The court also determined that the defendant canceled all four orders and returned the payment. The real transaction price of the alcohol involved during the plaintiff's order period was 699 yuan per bottle, and its market price was 869 yuan per bottle.
After trial, the court concluded that:
1. The contract between the plaintiff and the defendant was valid.
As stipulated in Article 49 of the E-Commerce Law of China, where the information on commodities or services released by an e-commerce business meets the conditions for an offer, the contract shall be formed if a user chooses the commodities or services and successfully submits an order, unless otherwise stipulated by the parties. In this case, the store offered detailed introduction of the commodity. The consumer had direct access to the commodity information in the process of order submission and payment. The price marked mistakenly did not affect its information display constituting an offer. Therefore, the BIC decided the sales contract between the plaintiff and the defendant was established.
2. The plaintiff should not take advantage of the defendant's price mismarking and maliciously order large amounts to seek improper profits.

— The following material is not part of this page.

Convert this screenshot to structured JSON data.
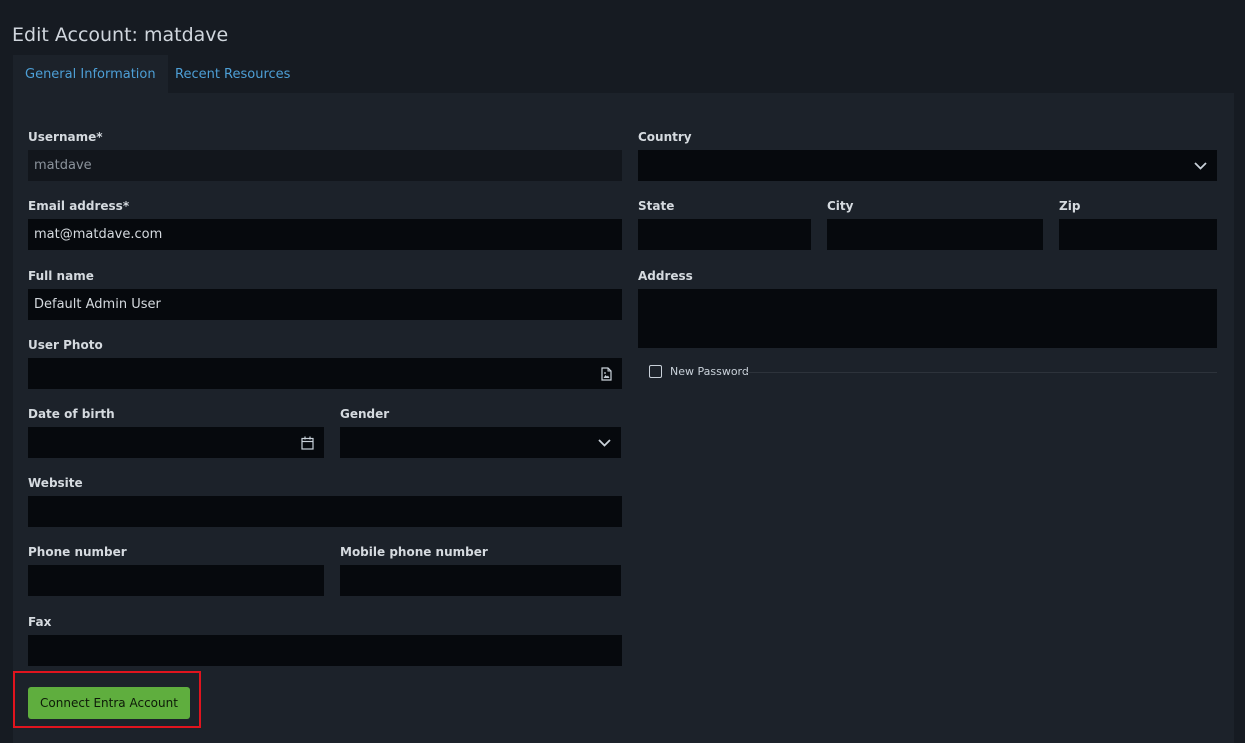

Although the contract was established despite the price mismarking, the plaintiff would gain improper profits and the defendant would suffer economic losses if it was to be fulfilled. The service staff on the defendant’s side notified the plaintiff on the purchase day about the correct pricing of the involved commodity, which was 699 yuan per bottle. And given Maotai was a famous brand, the plaintiff should have had a common understanding of the proper price range of the alcohol. It was obvious that there would be a serious imbalance of interest between the two parties if the contract were to be finalized by delivery.
Details of the judgement:
All the claims from the plaintiff were rejected. After the verdict, the plaintiff filed an appeal. The court of second instance upheld the original verdict. The ruling has now taken effect.
Tips from the judge:
Judge Li Wenchao from the Beijing Internet Court. [Photo/ Beijing Internet Court]
With the development of e-commerce, the process of establishing an information network sales contract cannot be separated from the internet and relies on the algorithm of the internet platforms. Once information input errors occur, the establishment of a contract with wrong pricing is inevitable. If consumers are allowed to contract in bad faith, e-commerce business operators are bound to suffer big losses.
The e-commerce business operator could protect their legitimate rights and interests by evoking the contract via litigation or arbitration based on Article 147 of the Civil Code. Or they could claim the consumer's bad faith contracting violates the principle of good faith and the principle of prohibition of power abuse based on Articles 6, 7 and 132 of the Civil Code. In that case, the consumer's request to perform the contract should be restrained, the contract should be revoked and the payment should be returned.